“The car’s pretty much at the stage where I could leave it alone now,” he continues. “It was definitely a big decision to go wide-arch, I knew I was basically destroying any remaining value the car had and that I’d never make back any of the money I’d spent. But hey, that’s not why we do it. Nothing annoys me more than people who get too focused on seeing their car as an investment. Just enjoy the damn thing and do what you want to it! The main thing I want to do is give it the guts to match the looks, and then maybe I’ll be happy with it. Maybe.”
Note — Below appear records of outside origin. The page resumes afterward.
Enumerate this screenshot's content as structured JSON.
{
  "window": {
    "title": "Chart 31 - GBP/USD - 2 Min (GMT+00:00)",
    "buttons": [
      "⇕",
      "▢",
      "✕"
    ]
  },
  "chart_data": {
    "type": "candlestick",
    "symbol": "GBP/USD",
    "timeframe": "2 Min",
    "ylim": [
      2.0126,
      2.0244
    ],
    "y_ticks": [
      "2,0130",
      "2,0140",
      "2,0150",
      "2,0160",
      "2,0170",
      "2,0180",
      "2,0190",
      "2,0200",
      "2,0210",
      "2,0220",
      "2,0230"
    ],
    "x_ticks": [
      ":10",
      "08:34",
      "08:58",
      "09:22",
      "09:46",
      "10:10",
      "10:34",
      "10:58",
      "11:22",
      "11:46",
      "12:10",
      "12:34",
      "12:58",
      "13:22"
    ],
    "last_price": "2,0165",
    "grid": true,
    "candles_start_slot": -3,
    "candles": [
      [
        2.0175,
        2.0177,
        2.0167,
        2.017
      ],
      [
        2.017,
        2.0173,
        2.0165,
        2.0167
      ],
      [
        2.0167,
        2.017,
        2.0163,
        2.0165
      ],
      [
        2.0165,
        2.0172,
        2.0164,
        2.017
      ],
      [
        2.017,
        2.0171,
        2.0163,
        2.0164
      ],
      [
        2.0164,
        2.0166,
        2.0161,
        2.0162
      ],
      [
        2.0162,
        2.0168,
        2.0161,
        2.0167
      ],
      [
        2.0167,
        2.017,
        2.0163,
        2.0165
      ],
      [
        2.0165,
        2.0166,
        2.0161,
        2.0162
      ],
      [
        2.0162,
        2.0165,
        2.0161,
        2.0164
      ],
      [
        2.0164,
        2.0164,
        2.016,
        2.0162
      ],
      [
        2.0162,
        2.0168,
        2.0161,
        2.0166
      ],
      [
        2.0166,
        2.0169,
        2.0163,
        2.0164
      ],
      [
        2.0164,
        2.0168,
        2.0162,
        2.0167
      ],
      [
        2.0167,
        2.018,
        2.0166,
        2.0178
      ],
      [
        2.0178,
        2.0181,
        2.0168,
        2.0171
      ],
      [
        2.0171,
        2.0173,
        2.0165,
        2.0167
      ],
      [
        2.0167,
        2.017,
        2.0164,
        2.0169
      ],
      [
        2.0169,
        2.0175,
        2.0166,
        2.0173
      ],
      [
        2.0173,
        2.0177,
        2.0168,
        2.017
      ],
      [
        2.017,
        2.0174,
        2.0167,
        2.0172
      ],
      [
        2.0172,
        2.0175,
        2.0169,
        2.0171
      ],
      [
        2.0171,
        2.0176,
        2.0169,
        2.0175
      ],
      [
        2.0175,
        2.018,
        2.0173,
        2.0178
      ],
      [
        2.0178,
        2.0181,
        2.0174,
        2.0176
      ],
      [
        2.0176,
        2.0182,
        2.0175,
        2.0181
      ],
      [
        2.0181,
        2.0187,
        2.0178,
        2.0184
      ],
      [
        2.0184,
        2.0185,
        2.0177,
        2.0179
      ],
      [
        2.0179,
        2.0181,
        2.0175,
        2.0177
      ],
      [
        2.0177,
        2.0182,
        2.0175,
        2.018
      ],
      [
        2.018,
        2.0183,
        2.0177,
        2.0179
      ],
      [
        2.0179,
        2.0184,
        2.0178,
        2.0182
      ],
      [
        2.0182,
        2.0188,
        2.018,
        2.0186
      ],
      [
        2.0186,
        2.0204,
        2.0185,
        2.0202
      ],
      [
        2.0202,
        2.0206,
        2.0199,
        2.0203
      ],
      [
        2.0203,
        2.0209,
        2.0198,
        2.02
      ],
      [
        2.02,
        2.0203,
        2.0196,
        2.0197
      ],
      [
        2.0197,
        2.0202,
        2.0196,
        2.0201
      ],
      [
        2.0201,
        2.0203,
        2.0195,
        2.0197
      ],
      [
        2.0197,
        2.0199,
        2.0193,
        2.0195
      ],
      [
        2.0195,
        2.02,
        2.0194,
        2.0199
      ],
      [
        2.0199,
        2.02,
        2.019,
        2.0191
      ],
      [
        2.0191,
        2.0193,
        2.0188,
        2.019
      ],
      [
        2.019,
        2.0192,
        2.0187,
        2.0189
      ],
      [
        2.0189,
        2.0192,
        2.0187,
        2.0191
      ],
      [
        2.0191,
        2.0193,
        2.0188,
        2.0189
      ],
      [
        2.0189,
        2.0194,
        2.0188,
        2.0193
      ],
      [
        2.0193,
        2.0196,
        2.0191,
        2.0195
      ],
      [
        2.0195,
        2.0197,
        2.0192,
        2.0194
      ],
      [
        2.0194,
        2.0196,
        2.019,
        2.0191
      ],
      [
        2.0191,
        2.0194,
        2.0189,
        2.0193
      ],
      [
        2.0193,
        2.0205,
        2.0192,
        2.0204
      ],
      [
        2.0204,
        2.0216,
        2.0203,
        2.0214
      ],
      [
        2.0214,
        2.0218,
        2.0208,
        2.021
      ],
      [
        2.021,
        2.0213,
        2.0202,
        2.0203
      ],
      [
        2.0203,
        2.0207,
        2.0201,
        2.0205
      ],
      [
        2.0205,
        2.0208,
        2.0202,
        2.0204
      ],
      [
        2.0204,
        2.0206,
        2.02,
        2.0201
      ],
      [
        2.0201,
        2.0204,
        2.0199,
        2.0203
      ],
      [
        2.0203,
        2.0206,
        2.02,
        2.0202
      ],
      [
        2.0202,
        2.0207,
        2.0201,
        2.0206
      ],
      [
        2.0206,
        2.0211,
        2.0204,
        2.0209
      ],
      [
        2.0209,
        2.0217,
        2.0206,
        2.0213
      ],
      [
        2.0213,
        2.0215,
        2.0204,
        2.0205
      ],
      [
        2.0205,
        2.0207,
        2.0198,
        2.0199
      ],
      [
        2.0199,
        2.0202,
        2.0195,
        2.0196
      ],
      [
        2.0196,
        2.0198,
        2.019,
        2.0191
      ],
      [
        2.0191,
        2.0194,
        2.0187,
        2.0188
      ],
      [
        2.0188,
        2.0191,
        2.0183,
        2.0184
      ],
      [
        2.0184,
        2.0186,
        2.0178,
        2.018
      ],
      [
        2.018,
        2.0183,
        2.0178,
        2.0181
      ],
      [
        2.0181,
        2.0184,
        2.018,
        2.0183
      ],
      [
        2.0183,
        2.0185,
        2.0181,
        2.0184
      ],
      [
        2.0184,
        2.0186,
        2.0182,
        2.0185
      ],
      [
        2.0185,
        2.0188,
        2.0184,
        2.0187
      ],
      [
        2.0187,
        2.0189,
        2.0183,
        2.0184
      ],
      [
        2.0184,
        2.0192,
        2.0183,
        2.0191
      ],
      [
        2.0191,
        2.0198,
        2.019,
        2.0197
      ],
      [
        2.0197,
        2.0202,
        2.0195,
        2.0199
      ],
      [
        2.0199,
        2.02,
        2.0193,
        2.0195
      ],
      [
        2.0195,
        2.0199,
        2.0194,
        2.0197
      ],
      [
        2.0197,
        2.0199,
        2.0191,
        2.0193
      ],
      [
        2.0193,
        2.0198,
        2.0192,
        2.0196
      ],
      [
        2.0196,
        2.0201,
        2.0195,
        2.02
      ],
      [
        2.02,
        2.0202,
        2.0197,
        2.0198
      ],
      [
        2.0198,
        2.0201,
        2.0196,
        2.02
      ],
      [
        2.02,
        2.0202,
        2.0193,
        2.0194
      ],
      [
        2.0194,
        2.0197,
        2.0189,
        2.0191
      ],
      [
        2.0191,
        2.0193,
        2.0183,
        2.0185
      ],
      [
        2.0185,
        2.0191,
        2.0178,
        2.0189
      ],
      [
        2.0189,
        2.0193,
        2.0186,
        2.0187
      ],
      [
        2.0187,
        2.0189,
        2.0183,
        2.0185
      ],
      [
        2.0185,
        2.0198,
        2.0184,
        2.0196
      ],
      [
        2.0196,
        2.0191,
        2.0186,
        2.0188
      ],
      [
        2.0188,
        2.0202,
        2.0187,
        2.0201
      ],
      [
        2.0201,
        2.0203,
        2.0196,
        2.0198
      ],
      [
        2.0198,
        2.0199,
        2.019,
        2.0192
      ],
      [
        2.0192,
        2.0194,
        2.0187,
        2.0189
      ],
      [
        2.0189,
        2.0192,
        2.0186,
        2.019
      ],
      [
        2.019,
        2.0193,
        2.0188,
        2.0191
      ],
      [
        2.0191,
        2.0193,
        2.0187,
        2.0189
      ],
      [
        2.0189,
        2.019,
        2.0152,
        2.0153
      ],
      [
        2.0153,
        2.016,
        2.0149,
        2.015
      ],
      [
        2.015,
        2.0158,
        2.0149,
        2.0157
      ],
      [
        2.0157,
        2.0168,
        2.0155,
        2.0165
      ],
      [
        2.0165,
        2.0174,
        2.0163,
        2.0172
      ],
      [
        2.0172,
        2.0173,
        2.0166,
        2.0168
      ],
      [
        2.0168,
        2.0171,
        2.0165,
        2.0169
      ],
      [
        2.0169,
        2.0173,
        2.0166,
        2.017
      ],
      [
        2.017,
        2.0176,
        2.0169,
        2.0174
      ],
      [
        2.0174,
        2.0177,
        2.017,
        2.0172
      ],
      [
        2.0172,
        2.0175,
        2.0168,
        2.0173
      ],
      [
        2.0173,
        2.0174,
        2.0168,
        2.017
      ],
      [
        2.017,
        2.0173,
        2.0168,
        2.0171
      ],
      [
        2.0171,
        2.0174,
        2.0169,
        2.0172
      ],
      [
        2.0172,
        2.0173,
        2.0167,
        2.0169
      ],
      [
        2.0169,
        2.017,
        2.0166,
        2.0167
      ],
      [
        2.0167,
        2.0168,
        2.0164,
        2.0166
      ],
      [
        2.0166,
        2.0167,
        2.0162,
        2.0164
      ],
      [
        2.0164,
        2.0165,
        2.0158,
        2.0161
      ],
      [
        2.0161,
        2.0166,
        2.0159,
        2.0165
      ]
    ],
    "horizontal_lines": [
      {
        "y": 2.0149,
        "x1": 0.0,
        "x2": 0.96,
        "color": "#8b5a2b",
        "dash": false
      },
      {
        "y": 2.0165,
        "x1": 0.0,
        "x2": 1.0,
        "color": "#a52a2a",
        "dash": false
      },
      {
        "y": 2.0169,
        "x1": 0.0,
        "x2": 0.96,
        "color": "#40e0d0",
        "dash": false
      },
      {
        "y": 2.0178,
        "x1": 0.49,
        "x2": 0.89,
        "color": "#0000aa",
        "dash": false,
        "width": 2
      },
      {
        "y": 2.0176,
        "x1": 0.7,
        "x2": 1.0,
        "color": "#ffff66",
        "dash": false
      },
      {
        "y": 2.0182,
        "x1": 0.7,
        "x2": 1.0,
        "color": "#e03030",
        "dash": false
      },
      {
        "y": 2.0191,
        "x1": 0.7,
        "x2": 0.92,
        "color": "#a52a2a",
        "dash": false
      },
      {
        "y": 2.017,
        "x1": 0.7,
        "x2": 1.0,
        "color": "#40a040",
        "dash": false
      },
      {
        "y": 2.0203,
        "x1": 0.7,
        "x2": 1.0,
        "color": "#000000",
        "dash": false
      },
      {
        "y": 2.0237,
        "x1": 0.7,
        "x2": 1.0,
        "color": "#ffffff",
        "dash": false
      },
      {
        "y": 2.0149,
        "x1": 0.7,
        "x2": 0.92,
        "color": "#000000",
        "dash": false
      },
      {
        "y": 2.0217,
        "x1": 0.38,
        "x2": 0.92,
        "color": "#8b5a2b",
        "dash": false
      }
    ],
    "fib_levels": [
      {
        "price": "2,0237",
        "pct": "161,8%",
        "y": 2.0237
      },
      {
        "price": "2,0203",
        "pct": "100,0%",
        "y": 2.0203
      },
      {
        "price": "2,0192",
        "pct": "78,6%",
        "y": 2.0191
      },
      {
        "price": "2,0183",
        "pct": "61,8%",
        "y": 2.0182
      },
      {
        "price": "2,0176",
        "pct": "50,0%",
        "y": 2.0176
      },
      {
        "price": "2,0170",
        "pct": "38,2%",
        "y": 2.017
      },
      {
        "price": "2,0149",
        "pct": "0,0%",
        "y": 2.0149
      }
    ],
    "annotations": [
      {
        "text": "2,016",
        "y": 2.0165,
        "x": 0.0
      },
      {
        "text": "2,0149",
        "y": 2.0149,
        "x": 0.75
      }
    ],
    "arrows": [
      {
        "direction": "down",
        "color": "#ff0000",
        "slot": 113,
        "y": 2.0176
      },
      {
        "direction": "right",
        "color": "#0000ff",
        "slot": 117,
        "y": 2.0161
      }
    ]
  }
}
It’s appropriate to note at this point that the game of snakes and ladders, when it was invented in ancient India, was based on the concepts of karma and destiny. And that’s very much mirrored in Jordan’s approach to modified VWs in general and this Scirocco in particular. Fate chose the brand, destiny informs the path of the project, and karma rewards his exemplary modding choices.
Will the car ever be finished? No, of course it won’t. Because for people like this, there is no end point. It’s all about climbing that ladder, slipping down a serpent, then enjoying the ascent up an even bigger ladder. It’s a fulfilling way to live.
TECH SPEC: VW SCIROCCO
Custom green paint; Ingo Noak wide-arch kit; Scirocco R front bumper and skirts; front arches widened with custom inner arch trims; bumper mounts relocated; R32 rear valance smoothed into bumper; vented carbon-fibre bonnet.
2.0 TDI; manual transmission; Forge intake; Milltek exhaust system with R32 tails; S3 intercooler and Darkside pipework; remap; 210bhp.
11x19in VIP Modular VX210 wheels (ET15 front, ET0 rear) in candy orange with shadow chrome lips; Air Lift suspension with V2 management; Audi TT RS brakes.
Recaro CS seats (from Lotus Evora) with yellow stitching to match engine bay pipework; yellow seatbelts; doorcards, gaiters and armrest trimmed in Alcantara to match seat centres.
I’d like to thank (and recommend) all the boys at Riviera Autobody – without them the car would still just be a tatty black Scirocco on bags and wheels; also Mo Miah at Airspeed for helping keep it running every time I break something and for bailing me out when things go tits up two days before I go on road trips; Jamie, Matty, Mikey, Lee and all the guys at Threesixty Alloys for the sweet new paintjob on my wheels; Iffay at Threesixty; Joey and the guys at Auto Finesse; lastly I’d like to thank my missus, Hannah, for accepting that my other girlfriend is a car!
Words Dan Bevis Photography Dan Pullen